A federal judge in New York struck down age limits Friday on access to the morning-after pill, drawing impassioned reactions among Ohioans who remain split over the controversial subject. Some praised it as an overdue, common-sense approach, while others said it violates parents’ rights to make medical decisions for their children.
Judge Edward R. Korman of U.S. District Court ruled that the government must make the morning-after pill available over the counter for all ages, instead of requiring a prescription for girls 16 and younger. The order overturned a 2011 decision by Health and Human Services Secretary Kathleen Sebelius to require a prescription for girls under 17.
“This should shock the conscience of every parent in the nation,” said Michael Gonidakis, executive director of Ohio Right to Life. “It’s against the moral fabric of our society for girls 12 and 13 to get a morning-after pill just as easily as if it were aspirin.”
Kellie Copeland, executive director of NARAL Pro-Choice Ohio, said she was elated by the ruling. “For a long time, all the medical experts have agreed this medication needs to be available to women. It’s a second chance when birth control fails or you didn’t use birth control. It helps to avoid unwanted pregnancies and also abortions.”
Korman ordered the Food and Drug Administration to lift age restrictions on Plan B One-Step and all generic versions within 30 days, describing the government’s refusal to lift restrictions, despite a previous FDA recommendation to do so, as “arbitrary, capricious, and unreasonable.”
Last year, The American College of Obstetricians and Gynecologists recommended that oral contraceptives be sold over the counter in an effort to reduce unwanted pregnancies.
Planned Parenthood sent out a message to all its chapters, including Planned Parenthood Southwest Ohio, saying it will encourage the FDA to enforce the ruling. “Our hope is that it will stick,” said local agency spokesman Rick Pender. “This is an overdue step that will benefit women of all ages.”
Gonidakis, however, said, “The Obama administration is reviewing the decision, and we don’t believe it will stand. We expect an immediate injunction by the Court of Appeals. It is so far outside of mainstream America.”
State Sen. Peggy Lehner, R-Kettering, “When it comes to drugs, you have to be old enough to understand the potential side effects, and I don’t think the child has that level of understanding.
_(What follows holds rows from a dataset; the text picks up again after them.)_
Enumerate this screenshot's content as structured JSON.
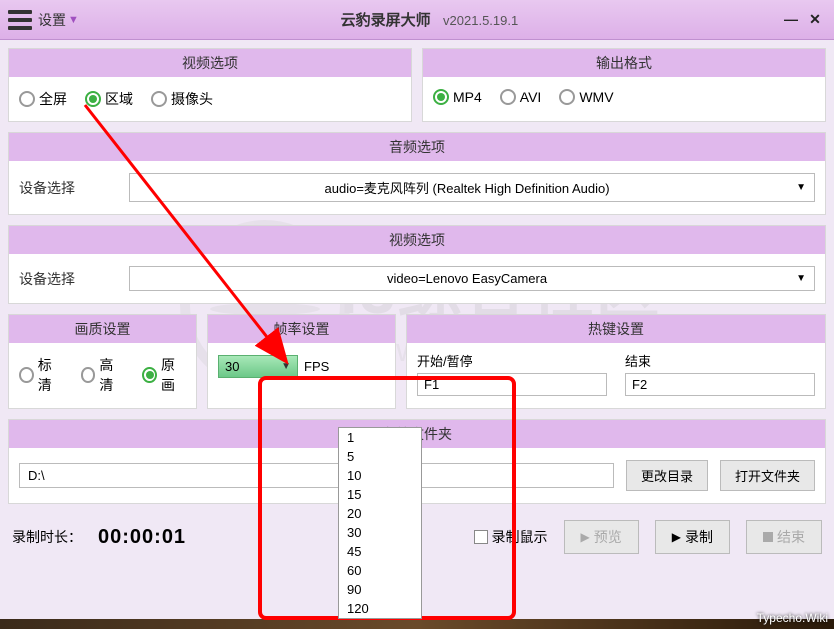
{
  "titlebar": {
    "settings": "设置",
    "app_name": "云豹录屏大师",
    "version": "v2021.5.19.1"
  },
  "panels": {
    "video_opts": {
      "title": "视频选项",
      "opt_full": "全屏",
      "opt_region": "区域",
      "opt_cam": "摄像头"
    },
    "output_fmt": {
      "title": "输出格式",
      "opt_mp4": "MP4",
      "opt_avi": "AVI",
      "opt_wmv": "WMV"
    },
    "audio": {
      "title": "音频选项",
      "label": "设备选择",
      "value": "audio=麦克风阵列 (Realtek High Definition Audio)"
    },
    "video_dev": {
      "title": "视频选项",
      "label": "设备选择",
      "value": "video=Lenovo EasyCamera"
    },
    "quality": {
      "title": "画质设置",
      "opt_sd": "标清",
      "opt_hd": "高清",
      "opt_orig": "原画"
    },
    "fps": {
      "title": "帧率设置",
      "value": "30",
      "unit": "FPS",
      "options": [
        "1",
        "5",
        "10",
        "15",
        "20",
        "30",
        "45",
        "60",
        "90",
        "120"
      ]
    },
    "hotkey": {
      "title": "热键设置",
      "start_label": "开始/暂停",
      "start_val": "F1",
      "stop_label": "结束",
      "stop_val": "F2"
    },
    "folder": {
      "title": "存储文件夹",
      "path": "D:\\",
      "change": "更改目录",
      "open": "打开文件夹"
    }
  },
  "bottom": {
    "rec_label": "录制时长：",
    "rec_time": "00:00:01",
    "mouse_check": "录制鼠示",
    "preview": "预览",
    "record": "录制",
    "stop": "结束"
  },
  "watermark": {
    "text": "i3综合社区",
    "url": "www.i3zh.com"
  },
  "credit": "Typecho.Wiki"
}
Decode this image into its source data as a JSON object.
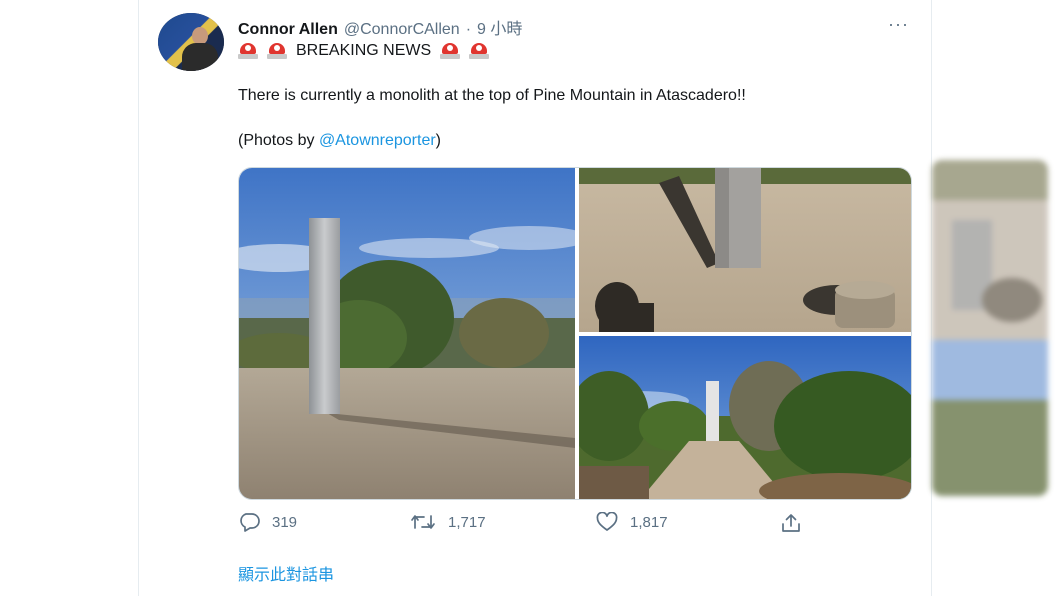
{
  "tweet": {
    "author_name": "Connor Allen",
    "handle": "@ConnorCAllen",
    "separator": "·",
    "time": "9 小時",
    "more_label": "···",
    "breaking_text": "BREAKING NEWS",
    "body_line": "There is currently a monolith at the top of Pine Mountain in Atascadero!!",
    "credit_prefix": "(Photos by ",
    "credit_link": "@Atownreporter",
    "credit_suffix": ")",
    "icons": [
      "reply-icon",
      "retweet-icon",
      "like-icon",
      "share-icon",
      "police-light-icon"
    ],
    "replies": "319",
    "retweets": "1,717",
    "likes": "1,817",
    "show_thread": "顯示此對話串"
  },
  "colors": {
    "text": "#14171a",
    "muted": "#5b7083",
    "link": "#1b95e0",
    "siren": "#e0352f"
  }
}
If you allow a 12-year-old and a 13-year-old to make their own medical decisions, that’s setting a precedent that is a lot bigger than this issue itself — the idea that we’ll take health-care decisions away from parents.”
But Copeland and Pender said the previous restrictions placed undue burdens on women of all ages, requiring them to ask for the medication at the pharmacist’s window because it couldn’t be sold over the counter. That meant more limited hours and more potential embarrassment or intimidation. “Showing your ID and going through the pharmacist can be intimidating even for women over 17,” Copeland said. “There can be some shaming, some attitude and some judging.”
Added Pender, “Now there will be no scrutiny in the drug store that might turn women away, and no waiting until the next morning if the pharmacy window is closed.”
Lehner is such a believer in parental consent that she’s currently sponsoring a bill that would require parental consent for minors to use tanning beds. She’s outraged that a federal judge would take away parental consent on a far more important issue. “We should be encouraging conversations between parents and children, not shutting them down,” she said. “With this ruling, we’re sending the message as a society that we think our kids are mature enough to handle this on their own. Is that really what we want to say to our 14- and 15-year-olds?”
Added Gonidakis, “We shouldn’t build brick wall between children and parents. I have a 6-year-old daughter and a 10-month-old son, and I’m worried. You want your government to protect your child.”
Copeland is equally impassioned. “It boggles the mind that day after day we have to fight for contraception,” she said. “That’s what happens when you have people so out of touch with the people they are supposed to represent, when you have politicians sticking their noses where they don’t belong, in women’s health care.”
The U.S. Justice Department said Friday it was considering an appeal of Korman’s ruling.
Scientists, including those at the FDA, have been recommending unrestricted access for years, as have major medical groups, including the American Medical Association, the American Congress of Obstetricians and Gynecologists, and the American Academy of Pediatrics. In 2011, the FDA commissioner, Dr. Margaret A. Hamburg, issued a statement saying that after rigorous study the agency concluded it was safe to sell Plan B One-Step over the counter. But she was overruled by Sebelius, the first time such a public countermanding had occurred.
The New York Times contributed to this report.